So, in order to understand how to write extensions (more commonly referred to as "plug-ins") for the Remote Systems Explorer (RSE), you first need to understand Eclipse.

Eclipse is an integrated development environment that was designed to be extended by tool vendors.

The core of Eclipse consists of a platform (the workbench, workspace, UI, etc....) and mechanism for loading plug-ins (OSGi), Java development tools (JDT) and a plug-in development environment (PDE).

The PDE is tools inside of Eclipse that all plug-in developers should use for writing their plug-ins.

If you look at the Eclipse web site you will find a lot of other projects that extend this core platform.

For example: Data tools, Web tools, testing and performance tools, and modeling tools.

It's important to know this so you don't get overwhelmed when visiting the Eclipse web site.

The resources section of the web site provides resources for all these projects.

So you will find articles on things like "How to process OCL Abstract Syntax Trees" which is just darn scary (and completely unrelated) for developers who just want to extend the RSE.

However you will also find articles on "Creating an Eclipse View" which might be exactly what you want to do!

After creating your "Hello World" plug-in, the best place to get started is reading the Eclipse Platform Plug-in Developer Guide.

There is also a ton of resources [1] here.

You need to write your plug-in to match the release of Eclipse it will run on. Check the Eclipse wiki entry for the current cross reference.

There is also a hosted mailing list for WDSC / RDi Plug-in Developers ...

Here you can find a list of vendors / users you have plug-ins for WDSC / RDi.

Community written plug-ins

  • ToPrefixAreaAction Keystroke action to move the cursor between the prefix area and the text area. With step by step instructions for creating.
  • LPEX profile Example of an LPEX profile that runs when opening an editor tab. With step by step instructions for creating.
  • ConvertFixedToFreeAction Example of an early bit of code to convert a fixed spec like D-Spec to free form.

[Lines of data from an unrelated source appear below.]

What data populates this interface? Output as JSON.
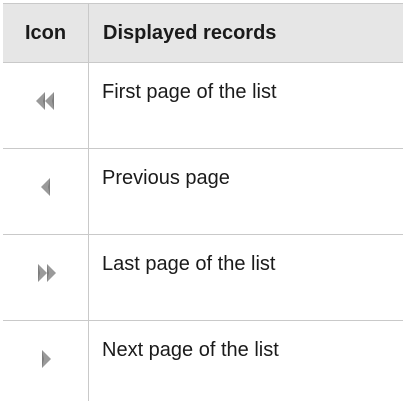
{
  "table": {
    "headers": {
      "icon": "Icon",
      "description": "Displayed records"
    },
    "rows": [
      {
        "icon": "double-left-arrow-icon",
        "description": "First page of the list"
      },
      {
        "icon": "left-arrow-icon",
        "description": "Previous page"
      },
      {
        "icon": "double-right-arrow-icon",
        "description": "Last page of the list"
      },
      {
        "icon": "right-arrow-icon",
        "description": "Next page of the list"
      }
    ]
  },
  "colors": {
    "header_bg": "#e6e6e6",
    "border": "#c9c9c9",
    "icon_fill": "#9a9a9a"
  }
}
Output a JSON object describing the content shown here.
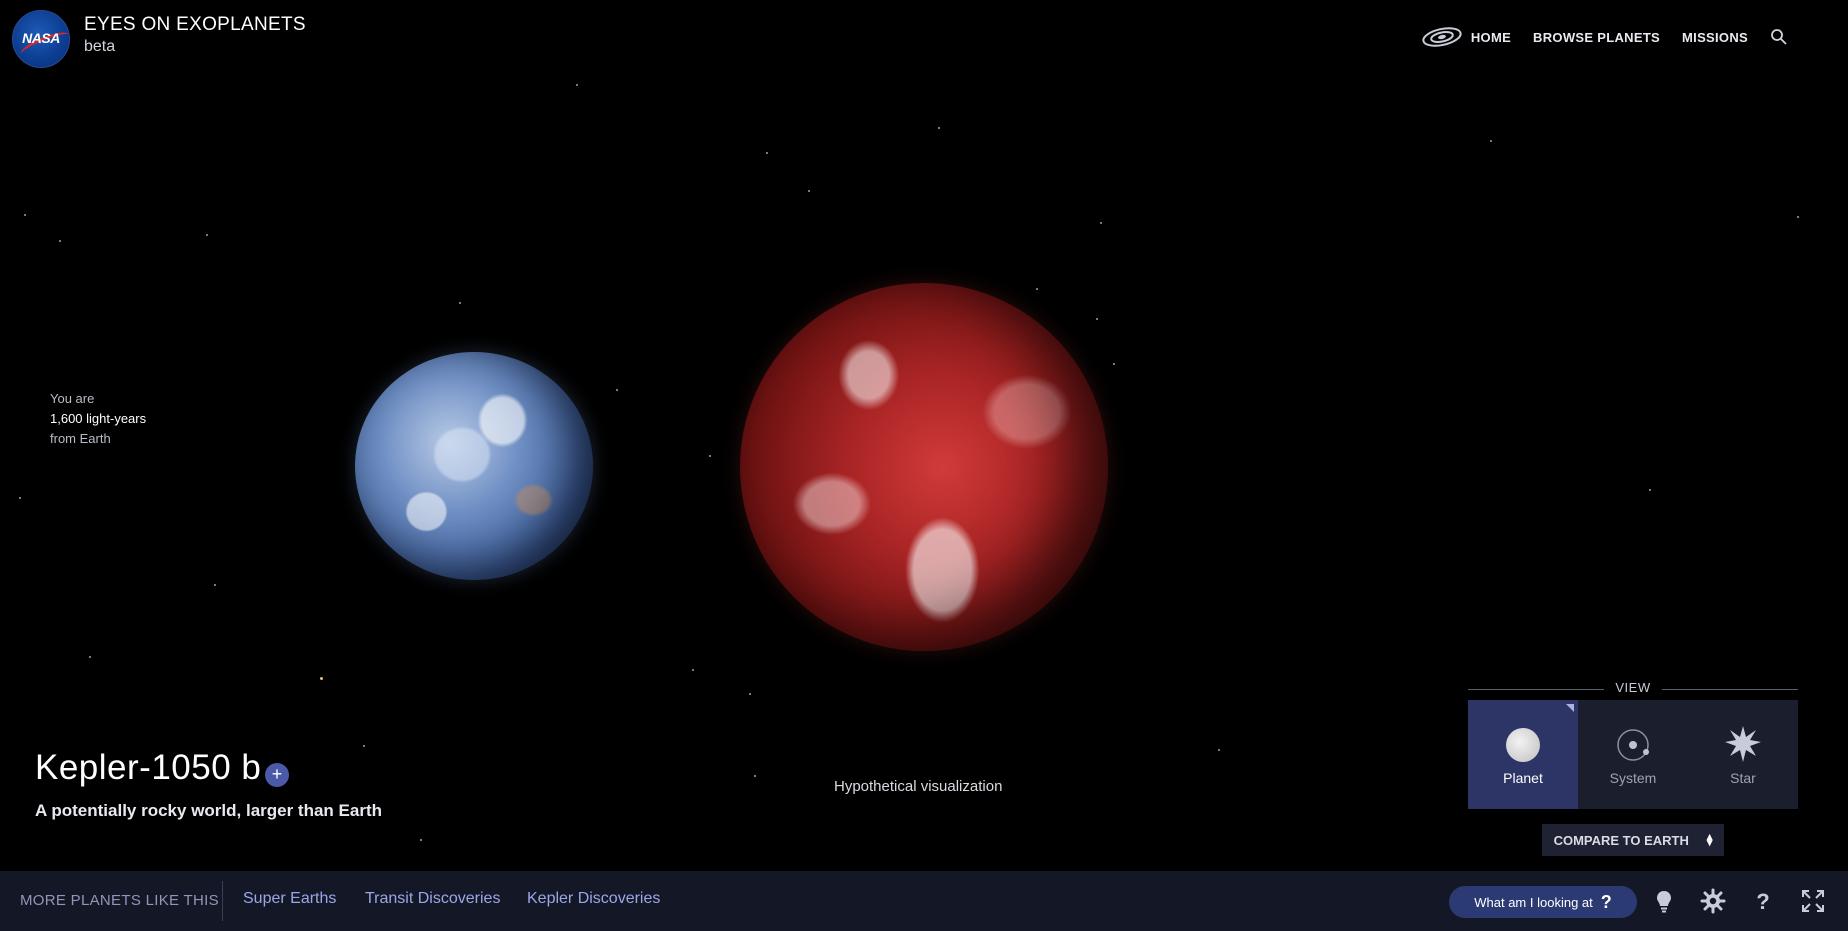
{
  "header": {
    "logo_text": "NASA",
    "app_title": "EYES ON EXOPLANETS",
    "app_subtitle": "beta",
    "nav": [
      {
        "label": "HOME",
        "icon": "galaxy-icon"
      },
      {
        "label": "BROWSE PLANETS"
      },
      {
        "label": "MISSIONS"
      }
    ],
    "search_icon": "search-icon"
  },
  "distance": {
    "line1": "You are",
    "line2": "1,600 light-years",
    "line3": "from Earth"
  },
  "scene": {
    "caption": "Hypothetical visualization"
  },
  "planet": {
    "name": "Kepler-1050 b",
    "add_label": "+",
    "description": "A potentially rocky world, larger than Earth"
  },
  "view": {
    "label": "VIEW",
    "options": [
      {
        "label": "Planet",
        "icon": "planet-icon",
        "active": true
      },
      {
        "label": "System",
        "icon": "system-icon",
        "active": false
      },
      {
        "label": "Star",
        "icon": "star-icon",
        "active": false
      }
    ],
    "compare_label": "COMPARE TO EARTH"
  },
  "bottom_bar": {
    "more_label": "MORE PLANETS LIKE THIS",
    "categories": [
      "Super Earths",
      "Transit Discoveries",
      "Kepler Discoveries"
    ],
    "looking_label": "What am I looking at",
    "looking_icon": "?",
    "icons": [
      "lightbulb-icon",
      "settings-icon",
      "help-icon",
      "fullscreen-icon"
    ]
  },
  "colors": {
    "background": "#000000",
    "bottom_bar": "#141826",
    "accent": "#2c3a73",
    "active_view": "#2d3566",
    "link": "#9aa6e8"
  }
}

Eclipse SDK examples

Eclipse has a samples plug-in that might be useful for looking at examples of working plug-ins.

Use the Eclipse update manager (not the separate IBM Install manager!) and look for Eclipse Project, then SDK Examples.

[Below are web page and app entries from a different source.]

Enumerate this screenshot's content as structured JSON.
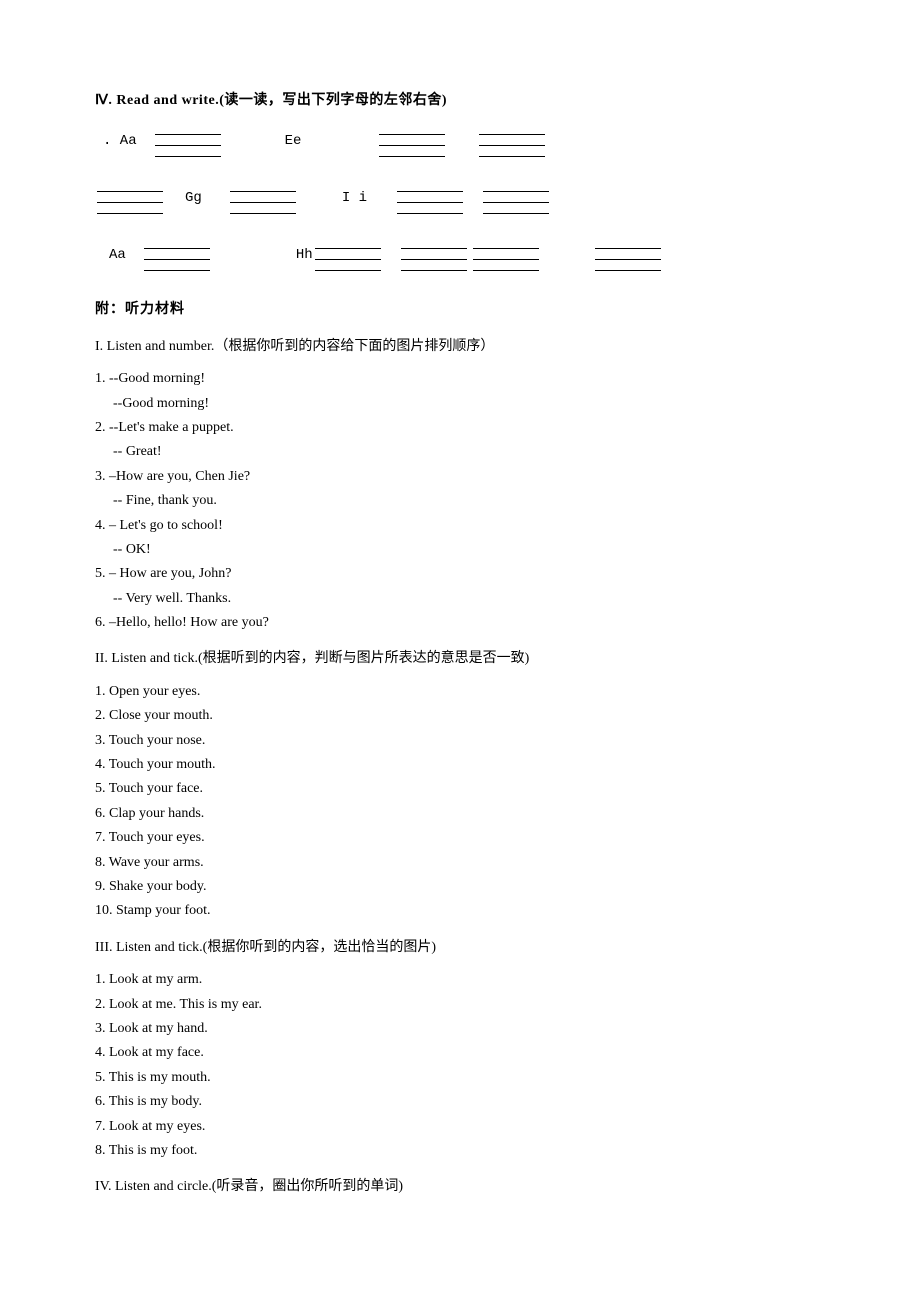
{
  "section4": {
    "title": "Ⅳ. Read and write.(读一读，写出下列字母的左邻右舍)",
    "row1": {
      "label1": ". Aa",
      "mid": "Ee"
    },
    "row2": {
      "mid1": "Gg",
      "mid2": "I i"
    },
    "row3": {
      "label1": "Aa",
      "mid": "Hh"
    }
  },
  "attach": {
    "title": "附：听力材料"
  },
  "s1": {
    "heading": "I. Listen and number.（根据你听到的内容给下面的图片排列顺序）",
    "q1a": "1. --Good morning!",
    "q1b": "--Good morning!",
    "q2a": "2. --Let's make a puppet.",
    "q2b": "-- Great!",
    "q3a": "3. –How are you, Chen Jie?",
    "q3b": "-- Fine, thank you.",
    "q4a": "4. – Let's go to school!",
    "q4b": "-- OK!",
    "q5a": "5. – How are you, John?",
    "q5b": "-- Very well. Thanks.",
    "q6": "6. –Hello, hello! How are you?"
  },
  "s2": {
    "heading": "II. Listen and tick.(根据听到的内容，判断与图片所表达的意思是否一致)",
    "items": [
      "1. Open your eyes.",
      "2. Close your mouth.",
      "3. Touch your nose.",
      "4. Touch your mouth.",
      "5. Touch your face.",
      "6. Clap your hands.",
      "7. Touch your eyes.",
      "8. Wave your arms.",
      "9. Shake your body.",
      "10. Stamp your foot."
    ]
  },
  "s3": {
    "heading": "III. Listen and tick.(根据你听到的内容，选出恰当的图片)",
    "items": [
      "1. Look at my arm.",
      "2. Look at me. This is my ear.",
      "3. Look at my hand.",
      "4. Look at my face.",
      "5. This is my mouth.",
      "6. This is my body.",
      "7. Look at my eyes.",
      "8. This is my foot."
    ]
  },
  "s4": {
    "heading": "IV. Listen and circle.(听录音，圈出你所听到的单词)"
  }
}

As of Eclipse 3.2, the examples provided are:

  • Field assist example
  • Java editor
  • Template editor
  • Multi page editor
  • Property sheet
  • Readme tool
  • Undo example

The Readme tool puts a green bar in the lower left of the workbench that you might find annoying.

To disable the Readme tool, go to

C:\Program Files\IBM\SDP70\plugins\org.eclipse.ui.examples.readmetool_3.2.0.I20060605-1400

and rename plugin.xml to something different like

Restart the Workbench and the message should be gone.

The source for these examples is in

C:\Program Files\IBM\SDP70\plugins\org.eclipse.sdk.examples.source_3.1.100.v20060609m

To disable the FieldAssist plug-in, goto

C:\Program Files\IBM\SDP70\plugins

and rename

org.eclipse.ui.examples.fieldassist_1.0.0.jar to something else, like

and restart the Workbench

External links

Following are links to WDSCz (zSeries) which is close enough to our WDSC / RDi that the tutorials should help.

Be advised that they are for WDSC 6 (Eclipse 3.0) so they are a little different if you are following along on a later version of WDSC / RDi.

Creating user profiles for the LPEX editor in WebSphere Developer for zSeries v6.0

Build extensions for Eclipse one snippet at a time

Extending the LPEX Editor in WebSphere Developer for zSeries v6.0

LPEX User's Guide and Reference

LPEX v3.2.2 JavaDoc (IBM)

LPEX 4.4.0 (RDi 9.6.0) JavaDoc

IBM v5r1 JavaDoc

Eclipse 3.2 Example guide

Eclipse Project update site